Lactic Acid Dehydrogenase (Blood)
Does this test have other names?
Lactic dehydrogenase, LDH, lactate dehydrogenase
What is this test?
This is a blood test that measures the level of lactic dehydrogenase (LDH) in your body. LDH is an enzyme, or catalyst, found in many different tissues in your body, including your red blood cells, skeletal muscles, kidneys, brain, and lungs. When your LDH rises, it means that tissues may have been damaged or are diseased.
Why do I need this test?
You may have this test if your doctor suspects you have had a heart attack or may have tissue damage or disease. If you've already been diagnosed with a specific disease, you may have this test so your doctor can watch your condition and see whether your treatment is working.
What other tests might I have along with this test?
You may also have a lactate dehydrogenase isoenzyme test. Your total LDH is made up of five separate isoenzymes numbered LDH-1 through LDH-5. The concentration of each isoenzyme depends on the tissue. For example, LDH-1 and LDH-2 are found predominantly in heart tissue. LDH-5 is found mostly in the liver.
A higher than normal total LDH means possible tissue damage. Your health care provider might order a lactate dehydrogenase isoenzyme test to find out which tissue is damaged or diseased.
What do my test results mean?
Many things may affect your lab test results. These include the method each lab uses to do the test. Even if your test results are different from the normal value, you may not have a problem. To learn what the results mean for you, talk with your health care provider.
The normal range for total LDH is:
Newborn: 160 to 450 units per liter (units/L)
Infant: 100 to 250 units/L
Child: 60 to 170 units/L at 30° C
Adult/elderly adult: 100 to 190 units/L at 37° C

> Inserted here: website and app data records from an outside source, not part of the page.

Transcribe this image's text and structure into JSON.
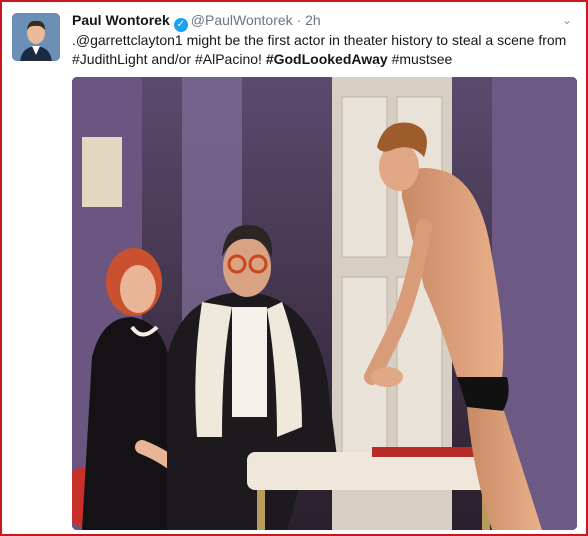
{
  "tweet": {
    "author_name": "Paul Wontorek",
    "handle": "@PaulWontorek",
    "separator": "·",
    "time": "2h",
    "text_part1": ".@garrettclayton1 might be the first actor in theater history to steal a scene from #JudithLight and/or #AlPacino! ",
    "hashtag_bold": "#GodLookedAway",
    "text_part2": " #mustsee"
  },
  "icons": {
    "avatar": "user-avatar",
    "verified": "verified-badge-icon",
    "menu": "chevron-down-icon"
  },
  "colors": {
    "frame_border": "#c8171e",
    "verified": "#1da1f2",
    "meta_text": "#657786"
  }
}
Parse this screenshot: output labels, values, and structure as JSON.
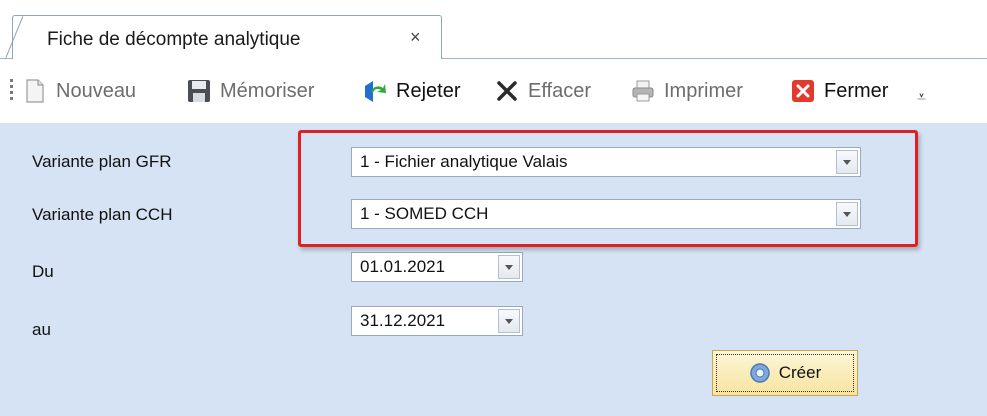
{
  "tab": {
    "title": "Fiche de décompte analytique",
    "close": "×"
  },
  "toolbar": {
    "nouveau": "Nouveau",
    "memoriser": "Mémoriser",
    "rejeter": "Rejeter",
    "effacer": "Effacer",
    "imprimer": "Imprimer",
    "fermer": "Fermer",
    "overflow": "⩡"
  },
  "form": {
    "gfr_label": "Variante plan GFR",
    "gfr_value": "1 - Fichier analytique Valais",
    "cch_label": "Variante plan CCH",
    "cch_value": "1 - SOMED CCH",
    "du_label": "Du",
    "du_value": "01.01.2021",
    "au_label": "au",
    "au_value": "31.12.2021",
    "create_label": "Créer"
  },
  "colors": {
    "panel_bg": "#d6e3f4",
    "highlight": "#e02020",
    "create_bg": "#f7e49e"
  }
}
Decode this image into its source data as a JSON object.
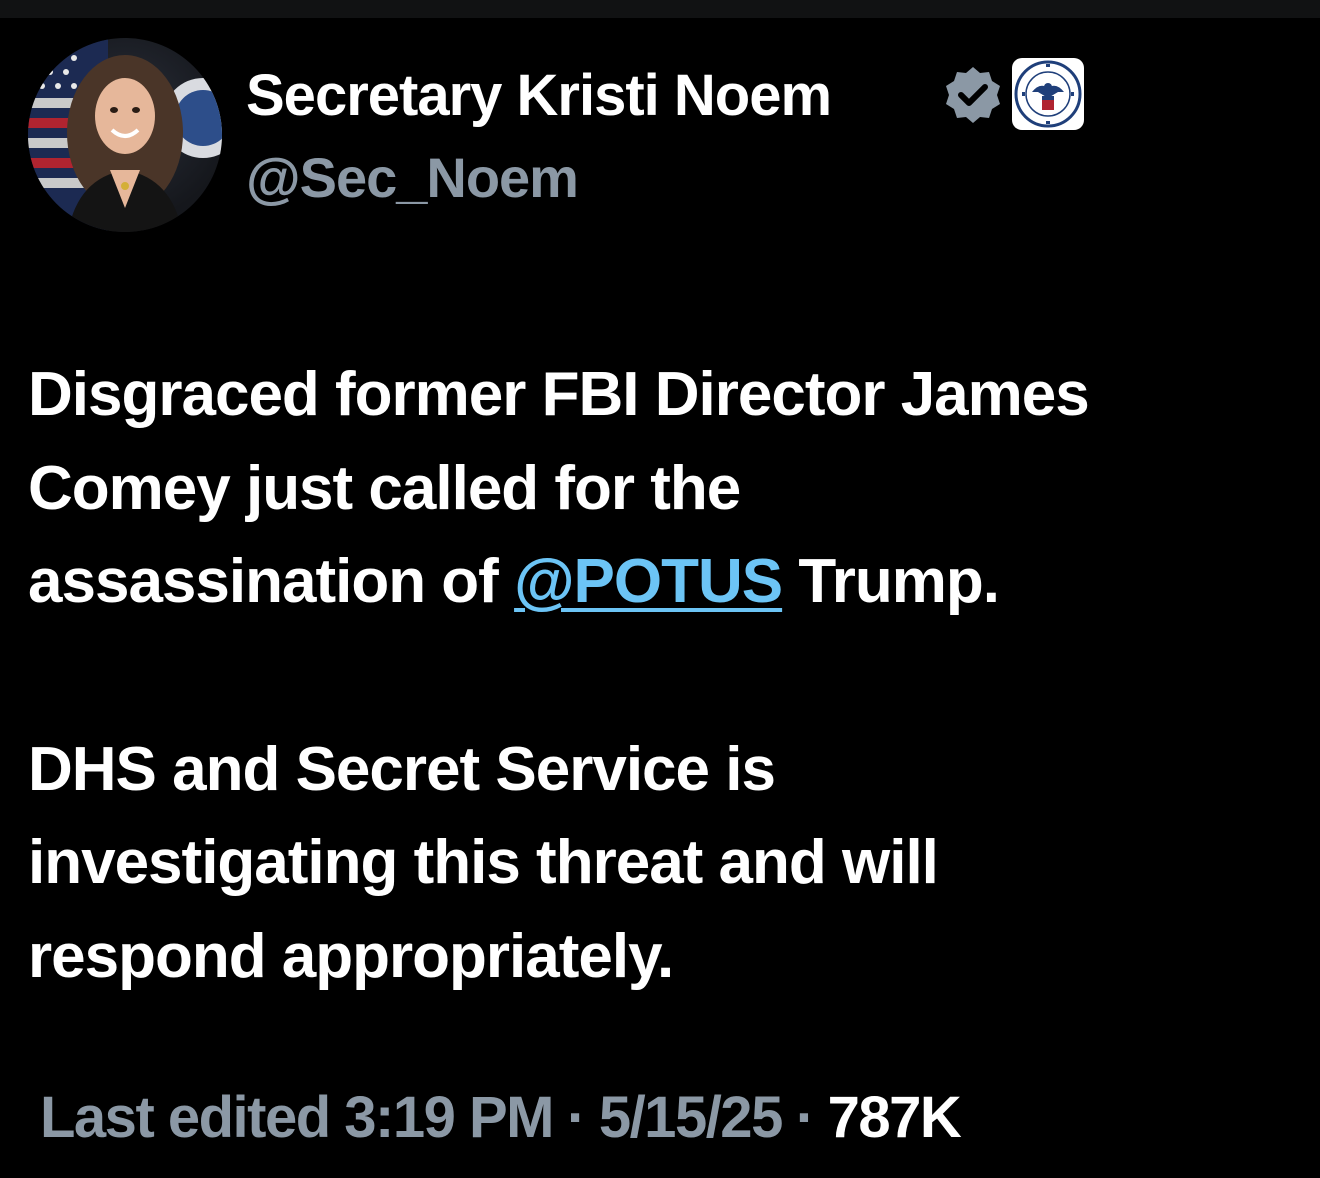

If your total LDH is higher than normal, it could mean that you have organ or tissue damage. But total LDH doesn't tell which tissue or organ may be damaged. If all of your LDH isoenzymes are higher than normal, you could have damage to several organs, including your heart, lungs, kidneys, and liver. Autoimmune diseases like lupus and advanced cancers can also cause higher LDH levels.
How is this test done?
The test requires a blood sample, which is drawn through a needle from a vein in your arm.
Does this test pose any risks?
Taking a blood sample with a needle carries risks that include bleeding, infection, bruising, or feeling dizzy. When the needle pricks your arm, you may feel a slight stinging sensation or pain. Afterward, the site may be slightly sore.
What might affect my test results?
If the blood sample is contaminated or your red blood cells are broken, your LDH will be elevated.
Anesthetics, aspirin, narcotics, and certain other drugs can raise your LDH. Drugs containing ascorbic acid (vitamin C) can decrease your LDH levels. Alcohol also can affect your LDH levels.
How do I get ready for this test?
You don't need to prepare for this test. Certain medications may affect your results. Be sure your doctor knows about all medicines, herbs, vitamins, and supplements you are taking. This includes medicines that don't need a prescription and any illicit drugs you may use.